Client 1: (politely) Thank you.
Mr. Wiggin: ...I've got a second-hand apron.
Client 2: Thank you. (Mr. Wiggin hurries to the door but stops...)
Mr. Wiggin: I nearly got in at Hendon.
Client 1: Thank you.
Mr. Wiggin exits. Mr Tid rises.
Mr. Tid: I'm sorry about that. Now the second architect is Mr. Wymer of Wymer and Dibble. (Mr. Wymer enters, carrying his model with great care. He places it on the table.)
Mr. Wymer: Good morning gentlemen. This is a scale model of the block, 28 stories high, with 280 apartments. It has three main lifts and two service lifts. Access would be from Dibbingley Road. (The model falls over. Mr Wymer quickly places it upright again.) The structure is built on a central pillar system with... (The model falls over again. Mr Wymer tries to make it stand up, but it won't, so he has to hold it upright.) ...with cantilevered floors in pre-stressed steel and concrete. The dividing walls on each floor section are fixed by recessed magnalium-flanged grooves. (The bottom ten floors of the model give way and it partly collapses.) By avoiding wood and timber derivatives and all other inflammables we have almost totally removed the risk of.... (The model is smoking. The odd flame can be seen. Wymer looks at the city gents.) Frankly, I think the central pillar may need strengthening.
Client 2: Is that going to put the cost up?
Mr. Wymer: I'm afraid so.
Client 2: I don't know we need to worry too much about strengthening that.

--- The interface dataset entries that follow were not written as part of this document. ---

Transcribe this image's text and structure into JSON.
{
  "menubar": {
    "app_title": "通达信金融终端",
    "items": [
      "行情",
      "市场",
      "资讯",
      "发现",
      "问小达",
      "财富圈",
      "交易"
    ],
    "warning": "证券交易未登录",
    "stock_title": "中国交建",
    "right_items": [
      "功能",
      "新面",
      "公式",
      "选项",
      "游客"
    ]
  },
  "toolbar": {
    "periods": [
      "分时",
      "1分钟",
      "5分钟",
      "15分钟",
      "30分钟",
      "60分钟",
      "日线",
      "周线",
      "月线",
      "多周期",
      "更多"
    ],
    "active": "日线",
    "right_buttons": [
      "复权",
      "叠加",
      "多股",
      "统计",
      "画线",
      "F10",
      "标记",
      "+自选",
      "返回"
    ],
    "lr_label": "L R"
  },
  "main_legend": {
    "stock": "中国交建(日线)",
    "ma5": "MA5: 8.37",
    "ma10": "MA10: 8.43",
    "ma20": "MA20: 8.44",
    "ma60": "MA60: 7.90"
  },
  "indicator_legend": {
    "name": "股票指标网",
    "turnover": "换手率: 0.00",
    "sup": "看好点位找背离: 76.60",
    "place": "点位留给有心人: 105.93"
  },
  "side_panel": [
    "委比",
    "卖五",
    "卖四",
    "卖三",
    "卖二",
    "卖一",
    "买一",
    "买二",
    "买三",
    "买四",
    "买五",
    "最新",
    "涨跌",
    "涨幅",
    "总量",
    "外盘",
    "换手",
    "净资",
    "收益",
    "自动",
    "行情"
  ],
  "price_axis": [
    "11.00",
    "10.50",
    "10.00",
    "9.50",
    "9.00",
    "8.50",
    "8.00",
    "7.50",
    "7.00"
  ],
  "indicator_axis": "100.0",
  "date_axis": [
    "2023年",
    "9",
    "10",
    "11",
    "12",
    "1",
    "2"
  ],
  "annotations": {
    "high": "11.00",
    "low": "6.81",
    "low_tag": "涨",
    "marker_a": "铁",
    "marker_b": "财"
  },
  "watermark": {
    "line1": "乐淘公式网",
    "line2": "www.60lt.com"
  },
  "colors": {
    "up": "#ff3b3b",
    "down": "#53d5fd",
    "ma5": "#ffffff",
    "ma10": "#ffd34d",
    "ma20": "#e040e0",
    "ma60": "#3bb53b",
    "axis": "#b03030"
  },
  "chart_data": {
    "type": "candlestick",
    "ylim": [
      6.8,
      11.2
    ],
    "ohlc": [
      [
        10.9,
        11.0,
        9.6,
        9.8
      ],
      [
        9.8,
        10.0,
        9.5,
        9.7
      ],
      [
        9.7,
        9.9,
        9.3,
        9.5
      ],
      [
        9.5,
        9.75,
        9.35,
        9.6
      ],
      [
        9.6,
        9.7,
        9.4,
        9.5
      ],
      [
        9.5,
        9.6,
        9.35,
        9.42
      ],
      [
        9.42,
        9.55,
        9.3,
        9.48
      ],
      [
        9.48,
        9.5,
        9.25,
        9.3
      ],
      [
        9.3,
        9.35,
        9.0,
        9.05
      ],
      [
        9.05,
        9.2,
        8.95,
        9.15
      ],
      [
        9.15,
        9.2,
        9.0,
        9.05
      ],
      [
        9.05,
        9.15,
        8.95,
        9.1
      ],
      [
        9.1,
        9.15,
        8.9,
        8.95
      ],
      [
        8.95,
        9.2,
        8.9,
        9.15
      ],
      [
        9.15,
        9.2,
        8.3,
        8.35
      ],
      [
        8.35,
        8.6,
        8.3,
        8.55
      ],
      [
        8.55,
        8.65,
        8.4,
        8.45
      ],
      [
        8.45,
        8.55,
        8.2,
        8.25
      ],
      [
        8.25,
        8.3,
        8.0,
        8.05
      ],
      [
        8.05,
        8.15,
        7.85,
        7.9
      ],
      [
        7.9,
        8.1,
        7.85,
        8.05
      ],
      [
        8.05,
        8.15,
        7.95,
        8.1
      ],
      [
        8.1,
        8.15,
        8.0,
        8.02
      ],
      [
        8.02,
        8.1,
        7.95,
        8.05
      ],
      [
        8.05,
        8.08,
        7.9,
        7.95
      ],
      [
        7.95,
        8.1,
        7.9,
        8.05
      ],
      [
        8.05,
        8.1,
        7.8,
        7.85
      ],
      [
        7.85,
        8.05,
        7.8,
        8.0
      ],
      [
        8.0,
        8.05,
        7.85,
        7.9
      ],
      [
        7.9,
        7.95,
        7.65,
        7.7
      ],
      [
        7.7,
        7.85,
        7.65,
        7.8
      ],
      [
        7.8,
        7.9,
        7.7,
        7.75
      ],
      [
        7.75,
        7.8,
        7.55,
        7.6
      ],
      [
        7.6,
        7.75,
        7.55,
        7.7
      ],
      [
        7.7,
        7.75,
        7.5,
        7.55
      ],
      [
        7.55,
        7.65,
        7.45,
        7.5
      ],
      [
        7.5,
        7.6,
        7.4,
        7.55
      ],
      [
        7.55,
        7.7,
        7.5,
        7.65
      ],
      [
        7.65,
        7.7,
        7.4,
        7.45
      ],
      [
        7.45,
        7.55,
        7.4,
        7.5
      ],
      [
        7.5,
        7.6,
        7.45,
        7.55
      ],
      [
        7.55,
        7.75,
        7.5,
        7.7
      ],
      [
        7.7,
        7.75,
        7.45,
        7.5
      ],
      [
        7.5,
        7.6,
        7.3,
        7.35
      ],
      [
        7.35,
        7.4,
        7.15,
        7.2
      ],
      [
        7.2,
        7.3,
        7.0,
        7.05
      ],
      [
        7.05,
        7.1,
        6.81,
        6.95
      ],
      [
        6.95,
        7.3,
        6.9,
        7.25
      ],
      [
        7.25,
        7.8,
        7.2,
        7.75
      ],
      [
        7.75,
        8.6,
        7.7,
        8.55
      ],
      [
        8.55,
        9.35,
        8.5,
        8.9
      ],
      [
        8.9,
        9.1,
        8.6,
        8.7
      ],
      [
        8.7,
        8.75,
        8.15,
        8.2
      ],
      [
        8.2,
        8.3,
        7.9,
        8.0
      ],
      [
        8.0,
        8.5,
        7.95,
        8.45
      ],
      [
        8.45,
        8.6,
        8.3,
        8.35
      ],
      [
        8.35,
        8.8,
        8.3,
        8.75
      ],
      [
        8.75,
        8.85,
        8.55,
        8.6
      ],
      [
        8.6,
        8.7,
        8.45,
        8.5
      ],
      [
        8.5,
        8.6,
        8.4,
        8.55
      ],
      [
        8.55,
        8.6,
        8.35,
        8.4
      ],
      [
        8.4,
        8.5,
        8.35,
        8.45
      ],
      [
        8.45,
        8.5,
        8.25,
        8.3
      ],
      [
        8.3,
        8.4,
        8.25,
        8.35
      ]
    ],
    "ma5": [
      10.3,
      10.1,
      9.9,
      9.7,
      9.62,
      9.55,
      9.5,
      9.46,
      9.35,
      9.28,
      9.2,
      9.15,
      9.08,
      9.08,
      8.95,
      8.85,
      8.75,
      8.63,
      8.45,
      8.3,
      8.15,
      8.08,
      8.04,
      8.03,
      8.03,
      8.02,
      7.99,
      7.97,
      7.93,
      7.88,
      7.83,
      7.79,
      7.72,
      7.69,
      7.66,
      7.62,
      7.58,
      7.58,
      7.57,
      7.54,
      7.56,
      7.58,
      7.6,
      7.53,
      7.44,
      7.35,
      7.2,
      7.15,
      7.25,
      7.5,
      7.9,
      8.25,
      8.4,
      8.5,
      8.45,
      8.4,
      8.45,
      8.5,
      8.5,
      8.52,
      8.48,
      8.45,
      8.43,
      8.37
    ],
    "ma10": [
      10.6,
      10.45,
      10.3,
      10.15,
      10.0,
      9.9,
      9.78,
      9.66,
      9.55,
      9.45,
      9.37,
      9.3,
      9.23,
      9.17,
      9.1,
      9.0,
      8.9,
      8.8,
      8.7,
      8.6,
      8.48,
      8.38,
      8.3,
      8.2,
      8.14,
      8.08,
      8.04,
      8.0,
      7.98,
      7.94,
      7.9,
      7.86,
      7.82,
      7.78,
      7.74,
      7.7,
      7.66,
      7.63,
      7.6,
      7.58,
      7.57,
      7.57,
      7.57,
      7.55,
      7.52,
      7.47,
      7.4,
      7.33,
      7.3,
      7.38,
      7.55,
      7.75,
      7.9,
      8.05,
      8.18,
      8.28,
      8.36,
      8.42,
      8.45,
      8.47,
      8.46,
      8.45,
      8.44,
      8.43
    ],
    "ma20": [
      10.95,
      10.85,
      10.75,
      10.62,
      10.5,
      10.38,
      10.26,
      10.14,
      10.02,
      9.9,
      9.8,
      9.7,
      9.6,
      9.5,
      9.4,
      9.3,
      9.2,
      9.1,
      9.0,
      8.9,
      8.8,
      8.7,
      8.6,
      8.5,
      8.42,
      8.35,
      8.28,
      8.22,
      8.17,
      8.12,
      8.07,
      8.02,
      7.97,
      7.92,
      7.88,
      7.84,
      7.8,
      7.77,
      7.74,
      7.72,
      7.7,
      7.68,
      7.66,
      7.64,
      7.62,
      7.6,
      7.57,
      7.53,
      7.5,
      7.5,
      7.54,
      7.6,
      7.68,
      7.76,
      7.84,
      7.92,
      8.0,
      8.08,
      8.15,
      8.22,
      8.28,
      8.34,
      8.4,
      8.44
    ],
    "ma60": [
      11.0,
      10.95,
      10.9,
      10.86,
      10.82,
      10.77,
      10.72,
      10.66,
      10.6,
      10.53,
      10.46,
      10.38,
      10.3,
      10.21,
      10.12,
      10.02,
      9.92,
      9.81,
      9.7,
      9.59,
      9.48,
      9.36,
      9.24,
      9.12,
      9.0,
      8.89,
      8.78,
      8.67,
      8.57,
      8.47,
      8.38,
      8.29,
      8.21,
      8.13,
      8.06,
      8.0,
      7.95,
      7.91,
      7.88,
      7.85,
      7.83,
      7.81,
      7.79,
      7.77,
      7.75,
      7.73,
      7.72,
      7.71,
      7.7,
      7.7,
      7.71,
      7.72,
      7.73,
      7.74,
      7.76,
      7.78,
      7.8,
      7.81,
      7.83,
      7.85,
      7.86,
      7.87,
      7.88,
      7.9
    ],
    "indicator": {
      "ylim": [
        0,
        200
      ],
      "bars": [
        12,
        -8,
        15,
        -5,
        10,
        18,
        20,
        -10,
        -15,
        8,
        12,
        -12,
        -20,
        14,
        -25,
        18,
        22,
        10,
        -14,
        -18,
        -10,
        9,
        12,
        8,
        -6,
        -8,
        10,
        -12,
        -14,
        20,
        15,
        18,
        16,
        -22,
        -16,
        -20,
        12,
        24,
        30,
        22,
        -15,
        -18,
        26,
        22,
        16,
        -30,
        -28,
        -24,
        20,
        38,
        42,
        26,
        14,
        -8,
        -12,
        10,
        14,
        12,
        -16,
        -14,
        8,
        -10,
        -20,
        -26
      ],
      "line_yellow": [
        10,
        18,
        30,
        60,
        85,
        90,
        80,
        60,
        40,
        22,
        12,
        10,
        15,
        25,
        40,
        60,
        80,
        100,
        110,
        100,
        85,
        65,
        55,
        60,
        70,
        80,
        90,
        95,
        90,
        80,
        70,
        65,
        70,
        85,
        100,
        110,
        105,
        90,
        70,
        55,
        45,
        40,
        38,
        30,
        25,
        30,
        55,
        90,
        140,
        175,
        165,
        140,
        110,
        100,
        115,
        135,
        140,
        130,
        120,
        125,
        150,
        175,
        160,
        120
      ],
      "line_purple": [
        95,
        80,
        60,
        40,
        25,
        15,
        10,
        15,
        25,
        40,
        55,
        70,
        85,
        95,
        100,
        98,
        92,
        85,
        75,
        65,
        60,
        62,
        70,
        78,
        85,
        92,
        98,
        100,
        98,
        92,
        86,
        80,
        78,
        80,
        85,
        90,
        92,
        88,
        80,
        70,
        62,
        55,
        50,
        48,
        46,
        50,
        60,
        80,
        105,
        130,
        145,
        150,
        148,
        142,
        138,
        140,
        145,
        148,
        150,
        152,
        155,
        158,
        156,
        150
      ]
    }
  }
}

After all, these are not meant to be luxury flats.
Client 1: Absolutely. If we make sure the tenants are of light build and relatively sedentary and if the weather's on our side, I think we have a winner here.
Mr. Wymer: Thank you. (The model explodes.)
Client 2: I quite agree.
Mr. Wymer: Well, thank you both very much. (They all shake hands, giving the secret Mason's handshake.) Cut to Mr. Wiggin watching at the window.
Mr. Wiggin: (turning to camera) It opens doors, I'm telling you.

02 dezembro 2003

Paul Auster on the NYTimes
Plain-English translations

From the same website:

High-quality learning environments are a necessary precondition for facilitation and enhancement of the ongoing learning process.

Children need good schools if they are to learn properly.
The Foot in Mouth award

The 2003 winner is United States Secretary of Defense Donald Rumsfeld for comments in a press briefing.

'Reports that say that something hasn't happened are always interesting to me, because as we know, there are known knowns; there are things we know we know. We also know there are known unknowns; that is to say we know there are some things we do not know. But there are also unknown unknowns — the ones we don't know we don't know.'

Previous winners:

1998: Cardiff MP Rhodri Morgan. In an interview with BBC Newsnight's Jeremy Paxman he was asked if he would like to be the labour leader of the new Welsh Assembly. Rhodri replied 'Does a one-legged duck swim in circles?'. After a long puzzled pause Jeremy asked Rhodri if that was Welsh for yes!

Peter Jackson hints at the The Hobbit
New Line Cinema is currently in talks to purchase the rights to the film adaptation of The Hobbit. There are apparently some difficulties with getting the go ahead from Tolkien's son Christopher, who is executor of the estate. When asked if New Line has approached him about the project, Jackson said he has not ruled it out, but not until after King Kong is done.